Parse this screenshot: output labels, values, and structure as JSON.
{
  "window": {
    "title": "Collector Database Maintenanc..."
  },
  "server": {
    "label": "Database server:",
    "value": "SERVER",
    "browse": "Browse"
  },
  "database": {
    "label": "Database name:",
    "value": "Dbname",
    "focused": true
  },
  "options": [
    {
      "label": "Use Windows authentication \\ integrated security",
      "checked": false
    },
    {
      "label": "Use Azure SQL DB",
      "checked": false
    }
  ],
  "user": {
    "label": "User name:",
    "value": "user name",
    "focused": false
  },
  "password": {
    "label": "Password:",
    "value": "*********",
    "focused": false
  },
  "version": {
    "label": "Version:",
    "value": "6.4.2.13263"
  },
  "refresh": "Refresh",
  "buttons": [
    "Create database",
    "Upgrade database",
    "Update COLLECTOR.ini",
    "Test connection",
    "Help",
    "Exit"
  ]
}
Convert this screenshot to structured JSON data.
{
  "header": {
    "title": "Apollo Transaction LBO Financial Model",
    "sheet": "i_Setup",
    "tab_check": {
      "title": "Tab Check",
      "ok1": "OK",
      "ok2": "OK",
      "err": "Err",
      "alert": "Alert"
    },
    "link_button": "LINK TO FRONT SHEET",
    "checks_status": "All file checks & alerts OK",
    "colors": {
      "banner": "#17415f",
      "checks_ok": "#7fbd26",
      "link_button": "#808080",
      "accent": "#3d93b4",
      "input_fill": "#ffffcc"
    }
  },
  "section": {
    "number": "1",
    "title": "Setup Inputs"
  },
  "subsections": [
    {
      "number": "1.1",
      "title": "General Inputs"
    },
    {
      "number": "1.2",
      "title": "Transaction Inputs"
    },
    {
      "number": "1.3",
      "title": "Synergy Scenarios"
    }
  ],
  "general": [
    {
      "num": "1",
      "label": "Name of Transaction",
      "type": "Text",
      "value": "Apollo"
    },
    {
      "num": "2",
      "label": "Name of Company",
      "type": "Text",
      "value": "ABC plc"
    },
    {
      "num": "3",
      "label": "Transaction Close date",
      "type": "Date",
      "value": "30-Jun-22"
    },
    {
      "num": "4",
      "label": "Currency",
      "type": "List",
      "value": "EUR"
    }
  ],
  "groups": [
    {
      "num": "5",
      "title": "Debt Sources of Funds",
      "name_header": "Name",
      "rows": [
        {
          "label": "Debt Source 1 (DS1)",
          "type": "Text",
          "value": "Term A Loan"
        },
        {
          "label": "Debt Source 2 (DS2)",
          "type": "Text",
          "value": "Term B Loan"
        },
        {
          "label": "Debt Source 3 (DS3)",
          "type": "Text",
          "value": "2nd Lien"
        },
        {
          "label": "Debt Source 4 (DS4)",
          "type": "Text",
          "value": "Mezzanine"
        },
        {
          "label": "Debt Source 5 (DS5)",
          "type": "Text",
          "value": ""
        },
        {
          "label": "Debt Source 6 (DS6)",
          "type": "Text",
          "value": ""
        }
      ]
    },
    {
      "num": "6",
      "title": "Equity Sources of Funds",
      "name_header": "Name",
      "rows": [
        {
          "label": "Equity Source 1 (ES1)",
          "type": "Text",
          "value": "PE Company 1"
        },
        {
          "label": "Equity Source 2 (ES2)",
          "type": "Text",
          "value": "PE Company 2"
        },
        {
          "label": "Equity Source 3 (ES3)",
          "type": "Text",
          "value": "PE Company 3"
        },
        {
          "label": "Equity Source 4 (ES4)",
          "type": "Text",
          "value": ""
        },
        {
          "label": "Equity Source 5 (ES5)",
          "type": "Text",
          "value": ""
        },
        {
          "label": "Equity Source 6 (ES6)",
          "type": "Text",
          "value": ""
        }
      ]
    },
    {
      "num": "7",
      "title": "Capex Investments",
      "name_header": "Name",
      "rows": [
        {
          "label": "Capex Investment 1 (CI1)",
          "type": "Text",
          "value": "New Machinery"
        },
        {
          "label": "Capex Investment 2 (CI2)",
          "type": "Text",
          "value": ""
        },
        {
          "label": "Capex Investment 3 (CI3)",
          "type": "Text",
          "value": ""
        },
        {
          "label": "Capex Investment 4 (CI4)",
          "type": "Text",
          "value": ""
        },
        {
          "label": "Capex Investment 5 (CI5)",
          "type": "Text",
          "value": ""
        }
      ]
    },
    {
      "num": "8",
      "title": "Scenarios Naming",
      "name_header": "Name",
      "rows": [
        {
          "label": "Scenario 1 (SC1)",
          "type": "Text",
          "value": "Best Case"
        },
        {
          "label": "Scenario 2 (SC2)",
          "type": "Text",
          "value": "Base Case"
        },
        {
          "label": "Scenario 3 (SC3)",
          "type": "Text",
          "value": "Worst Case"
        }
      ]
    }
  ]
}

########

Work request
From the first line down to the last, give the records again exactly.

Written solution
Parse this screenshot: output labels, values, and structure as JSON.
{
  "window": {
    "title": "Collector Database Maintenanc..."
  },
  "server": {
    "label": "Database server:",
    "value": "SERVER",
    "browse": "Browse"
  },
  "database": {
    "label": "Database name:",
    "value": "Dbname",
    "focused": true
  },
  "options": [
    {
      "label": "Use Windows authentication \\ integrated security",
      "checked": false
    },
    {
      "label": "Use Azure SQL DB",
      "checked": false
    }
  ],
  "user": {
    "label": "User name:",
    "value": "user name",
    "focused": false
  },
  "password": {
    "label": "Password:",
    "value": "*********",
    "focused": false
  },
  "version": {
    "label": "Version:",
    "value": "6.4.2.13263"
  },
  "refresh": "Refresh",
  "buttons": [
    "Create database",
    "Upgrade database",
    "Update COLLECTOR.ini",
    "Test connection",
    "Help",
    "Exit"
  ]
}
Convert this screenshot to structured JSON data.
{
  "header": {
    "title": "Apollo Transaction LBO Financial Model",
    "sheet": "i_Setup",
    "tab_check": {
      "title": "Tab Check",
      "ok1": "OK",
      "ok2": "OK",
      "err": "Err",
      "alert": "Alert"
    },
    "link_button": "LINK TO FRONT SHEET",
    "checks_status": "All file checks & alerts OK",
    "colors": {
      "banner": "#17415f",
      "checks_ok": "#7fbd26",
      "link_button": "#808080",
      "accent": "#3d93b4",
      "input_fill": "#ffffcc"
    }
  },
  "section": {
    "number": "1",
    "title": "Setup Inputs"
  },
  "subsections": [
    {
      "number": "1.1",
      "title": "General Inputs"
    },
    {
      "number": "1.2",
      "title": "Transaction Inputs"
    },
    {
      "number": "1.3",
      "title": "Synergy Scenarios"
    }
  ],
  "general": [
    {
      "num": "1",
      "label": "Name of Transaction",
      "type": "Text",
      "value": "Apollo"
    },
    {
      "num": "2",
      "label": "Name of Company",
      "type": "Text",
      "value": "ABC plc"
    },
    {
      "num": "3",
      "label": "Transaction Close date",
      "type": "Date",
      "value": "30-Jun-22"
    },
    {
      "num": "4",
      "label": "Currency",
      "type": "List",
      "value": "EUR"
    }
  ],
  "groups": [
    {
      "num": "5",
      "title": "Debt Sources of Funds",
      "name_header": "Name",
      "rows": [
        {
          "label": "Debt Source 1 (DS1)",
          "type": "Text",
          "value": "Term A Loan"
        },
        {
          "label": "Debt Source 2 (DS2)",
          "type": "Text",
          "value": "Term B Loan"
        },
        {
          "label": "Debt Source 3 (DS3)",
          "type": "Text",
          "value": "2nd Lien"
        },
        {
          "label": "Debt Source 4 (DS4)",
          "type": "Text",
          "value": "Mezzanine"
        },
        {
          "label": "Debt Source 5 (DS5)",
          "type": "Text",
          "value": ""
        },
        {
          "label": "Debt Source 6 (DS6)",
          "type": "Text",
          "value": ""
        }
      ]
    },
    {
      "num": "6",
      "title": "Equity Sources of Funds",
      "name_header": "Name",
      "rows": [
        {
          "label": "Equity Source 1 (ES1)",
          "type": "Text",
          "value": "PE Company 1"
        },
        {
          "label": "Equity Source 2 (ES2)",
          "type": "Text",
          "value": "PE Company 2"
        },
        {
          "label": "Equity Source 3 (ES3)",
          "type": "Text",
          "value": "PE Company 3"
        },
        {
          "label": "Equity Source 4 (ES4)",
          "type": "Text",
          "value": ""
        },
        {
          "label": "Equity Source 5 (ES5)",
          "type": "Text",
          "value": ""
        },
        {
          "label": "Equity Source 6 (ES6)",
          "type": "Text",
          "value": ""
        }
      ]
    },
    {
      "num": "7",
      "title": "Capex Investments",
      "name_header": "Name",
      "rows": [
        {
          "label": "Capex Investment 1 (CI1)",
          "type": "Text",
          "value": "New Machinery"
        },
        {
          "label": "Capex Investment 2 (CI2)",
          "type": "Text",
          "value": ""
        },
        {
          "label": "Capex Investment 3 (CI3)",
          "type": "Text",
          "value": ""
        },
        {
          "label": "Capex Investment 4 (CI4)",
          "type": "Text",
          "value": ""
        },
        {
          "label": "Capex Investment 5 (CI5)",
          "type": "Text",
          "value": ""
        }
      ]
    },
    {
      "num": "8",
      "title": "Scenarios Naming",
      "name_header": "Name",
      "rows": [
        {
          "label": "Scenario 1 (SC1)",
          "type": "Text",
          "value": "Best Case"
        },
        {
          "label": "Scenario 2 (SC2)",
          "type": "Text",
          "value": "Base Case"
        },
        {
          "label": "Scenario 3 (SC3)",
          "type": "Text",
          "value": "Worst Case"
        }
      ]
    }
  ]
}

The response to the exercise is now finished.